Task input:
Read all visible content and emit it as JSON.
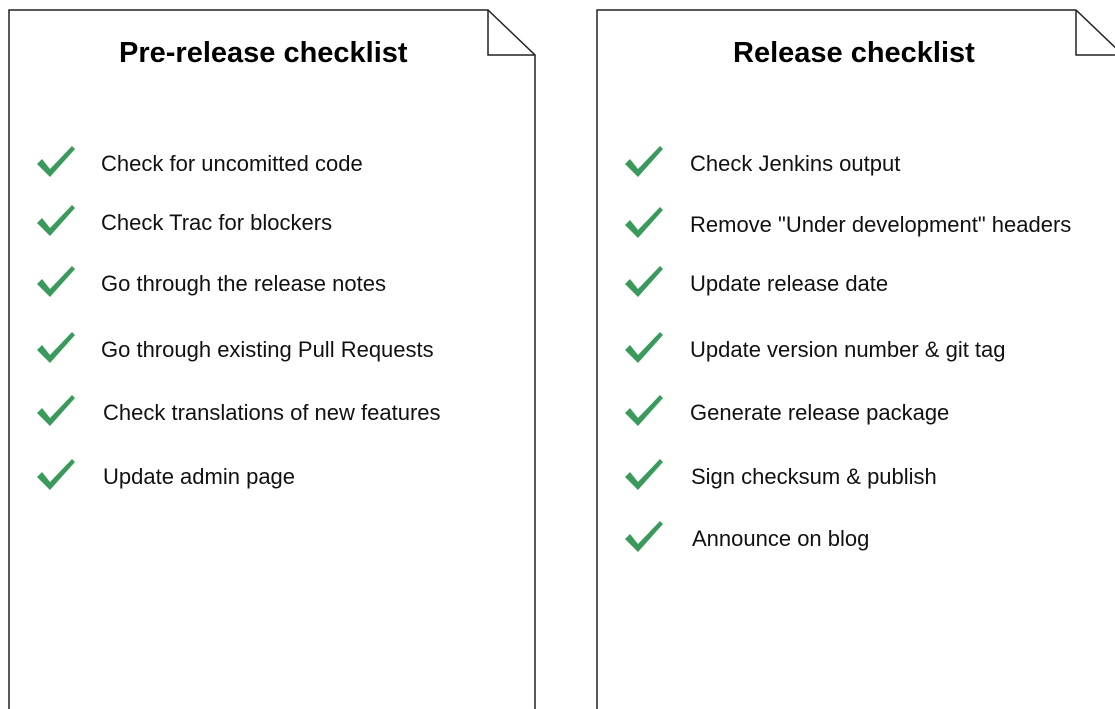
{
  "colors": {
    "check": "#3a9a5b",
    "outline": "#222222",
    "text": "#111111"
  },
  "icons": {
    "check": "checkmark-icon",
    "page": "folded-corner-document"
  },
  "pre_release": {
    "title": "Pre-release checklist",
    "items": [
      "Check for uncomitted code",
      "Check Trac for blockers",
      "Go through the release notes",
      "Go through existing Pull Requests",
      "Check translations of new features",
      "Update admin page"
    ]
  },
  "release": {
    "title": "Release checklist",
    "items": [
      "Check Jenkins output",
      "Remove \"Under development\" headers",
      "Update release date",
      "Update version number & git tag",
      "Generate release package",
      "Sign checksum & publish",
      "Announce on blog"
    ]
  }
}
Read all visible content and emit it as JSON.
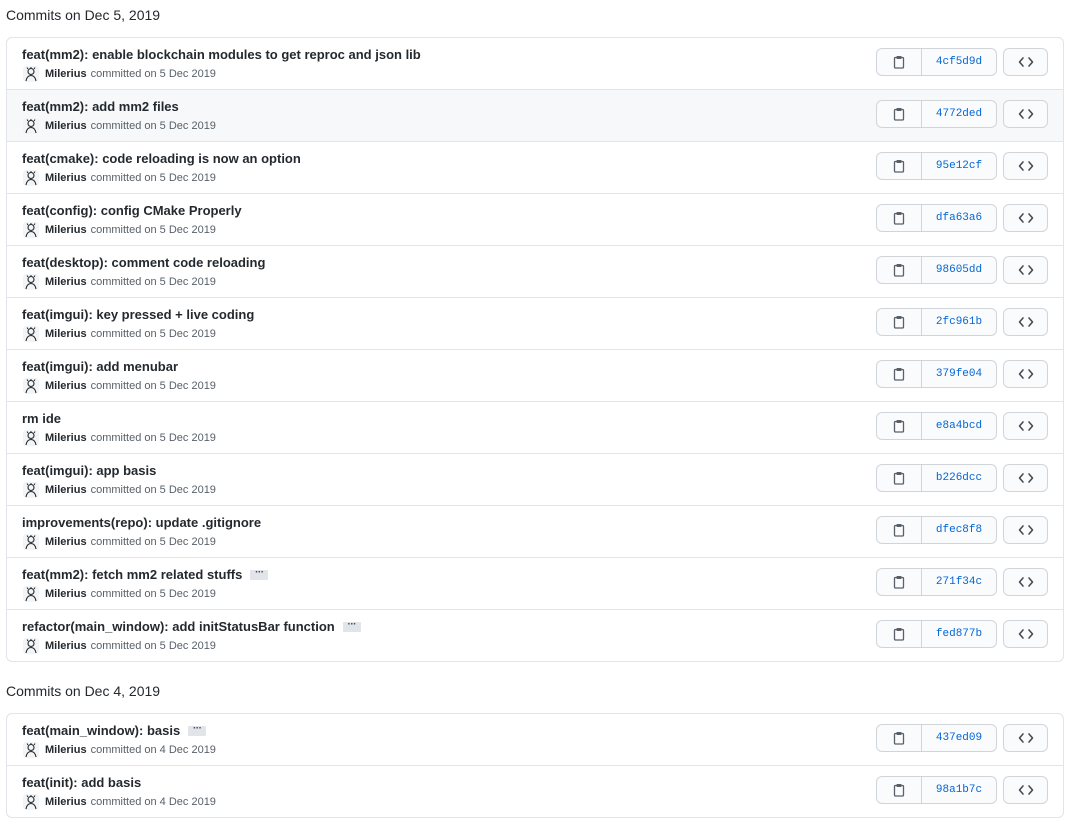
{
  "groups": [
    {
      "title": "Commits on Dec 5, 2019",
      "commits": [
        {
          "message": "feat(mm2): enable blockchain modules to get reproc and json lib",
          "author": "Milerius",
          "committed": "committed on 5 Dec 2019",
          "sha": "4cf5d9d",
          "ellipsis": false,
          "highlight": false
        },
        {
          "message": "feat(mm2): add mm2 files",
          "author": "Milerius",
          "committed": "committed on 5 Dec 2019",
          "sha": "4772ded",
          "ellipsis": false,
          "highlight": true
        },
        {
          "message": "feat(cmake): code reloading is now an option",
          "author": "Milerius",
          "committed": "committed on 5 Dec 2019",
          "sha": "95e12cf",
          "ellipsis": false,
          "highlight": false
        },
        {
          "message": "feat(config): config CMake Properly",
          "author": "Milerius",
          "committed": "committed on 5 Dec 2019",
          "sha": "dfa63a6",
          "ellipsis": false,
          "highlight": false
        },
        {
          "message": "feat(desktop): comment code reloading",
          "author": "Milerius",
          "committed": "committed on 5 Dec 2019",
          "sha": "98605dd",
          "ellipsis": false,
          "highlight": false
        },
        {
          "message": "feat(imgui): key pressed + live coding",
          "author": "Milerius",
          "committed": "committed on 5 Dec 2019",
          "sha": "2fc961b",
          "ellipsis": false,
          "highlight": false
        },
        {
          "message": "feat(imgui): add menubar",
          "author": "Milerius",
          "committed": "committed on 5 Dec 2019",
          "sha": "379fe04",
          "ellipsis": false,
          "highlight": false
        },
        {
          "message": "rm ide",
          "author": "Milerius",
          "committed": "committed on 5 Dec 2019",
          "sha": "e8a4bcd",
          "ellipsis": false,
          "highlight": false
        },
        {
          "message": "feat(imgui): app basis",
          "author": "Milerius",
          "committed": "committed on 5 Dec 2019",
          "sha": "b226dcc",
          "ellipsis": false,
          "highlight": false
        },
        {
          "message": "improvements(repo): update .gitignore",
          "author": "Milerius",
          "committed": "committed on 5 Dec 2019",
          "sha": "dfec8f8",
          "ellipsis": false,
          "highlight": false
        },
        {
          "message": "feat(mm2): fetch mm2 related stuffs",
          "author": "Milerius",
          "committed": "committed on 5 Dec 2019",
          "sha": "271f34c",
          "ellipsis": true,
          "highlight": false
        },
        {
          "message": "refactor(main_window): add initStatusBar function",
          "author": "Milerius",
          "committed": "committed on 5 Dec 2019",
          "sha": "fed877b",
          "ellipsis": true,
          "highlight": false
        }
      ]
    },
    {
      "title": "Commits on Dec 4, 2019",
      "commits": [
        {
          "message": "feat(main_window): basis",
          "author": "Milerius",
          "committed": "committed on 4 Dec 2019",
          "sha": "437ed09",
          "ellipsis": true,
          "highlight": false
        },
        {
          "message": "feat(init): add basis",
          "author": "Milerius",
          "committed": "committed on 4 Dec 2019",
          "sha": "98a1b7c",
          "ellipsis": false,
          "highlight": false
        }
      ]
    }
  ],
  "icons": {
    "copy": "clipboard-icon",
    "browse": "code-icon",
    "avatar": "avatar-icon",
    "ellipsis_text": "···"
  },
  "colors": {
    "sha": "#0366d6",
    "border": "#e1e4e8",
    "highlight": "#f6f8fa"
  }
}
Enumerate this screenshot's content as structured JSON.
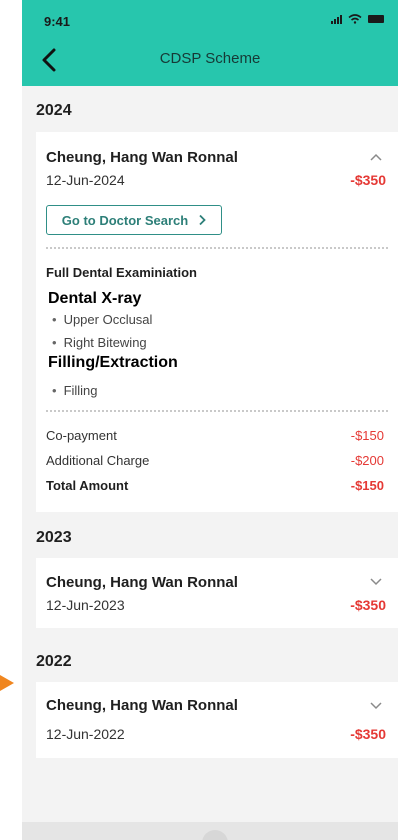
{
  "status_bar": {
    "time": "9:41"
  },
  "header": {
    "title": "CDSP Scheme",
    "back_icon": "chevron-left-icon"
  },
  "colors": {
    "header": "#27c6ad",
    "amount": "#e53935",
    "button": "#2f8f87"
  },
  "records": [
    {
      "year": "2024",
      "name": "Cheung, Hang Wan Ronnal",
      "date": "12-Jun-2024",
      "amount": "-$350",
      "expanded": true,
      "doctor_search_label": "Go to Doctor Search",
      "sections": {
        "exam": "Full Dental Examiniation",
        "xray_title": "Dental X-ray",
        "xray_items": [
          "Upper Occlusal",
          "Right Bitewing"
        ],
        "filling_title": "Filling/Extraction",
        "filling_items": [
          "Filling"
        ]
      },
      "summary": [
        {
          "label": "Co-payment",
          "value": "-$150"
        },
        {
          "label": "Additional Charge",
          "value": "-$200"
        },
        {
          "label": "Total Amount",
          "value": "-$150"
        }
      ]
    },
    {
      "year": "2023",
      "name": "Cheung, Hang Wan Ronnal",
      "date": "12-Jun-2023",
      "amount": "-$350",
      "expanded": false
    },
    {
      "year": "2022",
      "name": "Cheung, Hang Wan Ronnal",
      "date": "12-Jun-2022",
      "amount": "-$350",
      "expanded": false
    }
  ]
}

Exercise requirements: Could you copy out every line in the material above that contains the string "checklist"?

Answer to the problem:
    "title": "Pre-release checklist",
    "title": "Release checklist",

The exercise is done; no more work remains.